What Having a Stroke Can Teach Us About Our Brain (and Performing Better)
By Noa Kageyama, Ph.D.
You may remember the article on Centering, where I wrote about left-brain and right-brain processing differences, and how these differences can dictate success and failure in high-pressure situations.
Watching a video about neuroanatomy and hemispheric lateralization is not most folks’ idea of a good time. However, I recently came across a video on brain anatomy/function which is rather emotional, and worth watching.
What makes this video so special?
The speaker is a Harvard neuroanatomist who had a stroke – and was aware enough to experience first-hand the inner workings of her brain and mind.
There are two important points in this talk that are of particular relevance to musicians and performance.

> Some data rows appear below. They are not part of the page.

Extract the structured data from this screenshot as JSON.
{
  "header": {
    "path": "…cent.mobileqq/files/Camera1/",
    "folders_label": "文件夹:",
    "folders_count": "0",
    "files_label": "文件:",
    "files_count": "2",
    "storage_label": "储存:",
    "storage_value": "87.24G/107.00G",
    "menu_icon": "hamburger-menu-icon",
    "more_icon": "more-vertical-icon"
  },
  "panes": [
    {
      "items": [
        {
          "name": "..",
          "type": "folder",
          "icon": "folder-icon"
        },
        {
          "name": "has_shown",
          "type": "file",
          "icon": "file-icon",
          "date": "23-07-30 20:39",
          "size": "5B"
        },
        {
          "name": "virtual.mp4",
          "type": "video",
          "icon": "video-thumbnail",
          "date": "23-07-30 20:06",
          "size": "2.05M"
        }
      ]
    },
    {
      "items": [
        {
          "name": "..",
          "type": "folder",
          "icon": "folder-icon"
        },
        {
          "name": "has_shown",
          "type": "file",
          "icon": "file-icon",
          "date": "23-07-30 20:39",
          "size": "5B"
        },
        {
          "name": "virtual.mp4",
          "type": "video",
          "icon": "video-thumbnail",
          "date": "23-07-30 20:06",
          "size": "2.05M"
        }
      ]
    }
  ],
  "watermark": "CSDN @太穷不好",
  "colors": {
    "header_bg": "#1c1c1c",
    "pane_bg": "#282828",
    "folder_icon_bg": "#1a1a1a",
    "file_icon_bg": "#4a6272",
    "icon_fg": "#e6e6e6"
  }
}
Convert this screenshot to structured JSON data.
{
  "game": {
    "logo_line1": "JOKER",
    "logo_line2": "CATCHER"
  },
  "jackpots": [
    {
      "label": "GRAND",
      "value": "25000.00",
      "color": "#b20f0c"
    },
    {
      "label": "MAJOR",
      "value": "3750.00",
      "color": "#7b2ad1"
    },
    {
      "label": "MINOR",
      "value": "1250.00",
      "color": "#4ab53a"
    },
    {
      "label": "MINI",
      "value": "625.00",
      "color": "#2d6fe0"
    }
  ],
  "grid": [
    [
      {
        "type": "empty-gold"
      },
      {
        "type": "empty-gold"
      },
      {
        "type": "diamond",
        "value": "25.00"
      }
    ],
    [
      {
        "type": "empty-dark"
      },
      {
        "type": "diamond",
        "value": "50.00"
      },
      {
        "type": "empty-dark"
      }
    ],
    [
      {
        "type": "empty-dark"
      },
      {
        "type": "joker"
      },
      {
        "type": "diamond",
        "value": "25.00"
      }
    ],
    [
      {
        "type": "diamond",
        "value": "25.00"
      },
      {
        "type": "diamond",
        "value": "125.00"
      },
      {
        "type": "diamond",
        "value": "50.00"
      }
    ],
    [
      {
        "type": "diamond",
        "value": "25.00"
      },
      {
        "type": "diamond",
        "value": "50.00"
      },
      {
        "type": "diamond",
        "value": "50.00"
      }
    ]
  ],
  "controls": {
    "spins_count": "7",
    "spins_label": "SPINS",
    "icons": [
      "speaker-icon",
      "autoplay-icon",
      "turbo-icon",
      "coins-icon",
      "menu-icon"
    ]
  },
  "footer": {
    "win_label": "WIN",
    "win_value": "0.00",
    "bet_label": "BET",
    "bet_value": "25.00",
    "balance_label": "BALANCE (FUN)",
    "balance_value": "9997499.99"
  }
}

One is the idea that left brain processes information serially, while the right brain processes information in parallel. Playing your instrument requires the activation of many different muscles in very precise, highly complex, coordinated movement. What happens when you try to control everything, force things, and manually override the natural automaticity of complex muscle movements that you cemented into place in the practice room?
We “choke.” Things feel unnatural, stiff, tight, and inevitably, we make more mistakes. Someone once called this phenomenon “paralysis by analysis.”
The second important point concerns that voice inside our heard. The one that tells us not to make a memory slip, not to let that high note crack, or asks us why we always screw up that particular passage.
This voice can be an asset in the practice room, as it keeps track of what needs to be worked on and how we can improve. In performance settings however, it causes all sorts of chaos, because it becomes critic, coach, and our worst enemy all in one. It just won’t shut up and let us do our thing.
Speaking of voices not shutting up, let me end things here and let the video do its own talking…
Performance psychologist and Juilliard alumnus & faculty member Noa Kageyama teaches musicians how to beat performance anxiety and play their best under pressure through live classes, coachings, and an online home-study course. Based in NYC, he is married to a terrific pianist, has two hilarious kids, and is a wee bit obsessed with technology and all things Apple.
After Countless Hours of Practice, Why Are Performances Still so Hit or Miss?
It’s not a talent issue. And that rush of adrenaline and emotional roller coaster you experience before performances is totally normal too.
Performing at the upper ranges of your ability under pressure is a unique skill – one that requires specific mental skills and a few tweaks in your approach to practicing. Elite athletes have been learning these techniques for decades; if nerves and self-doubt have been recurring obstacles in your performances, I’d like to help you do the same.
Click below to discover the 7 skills that are characteristic of top performers. Learn how you can develop these into strengths of your own. And begin to see tangible improvements in your playing that transfer to the stage.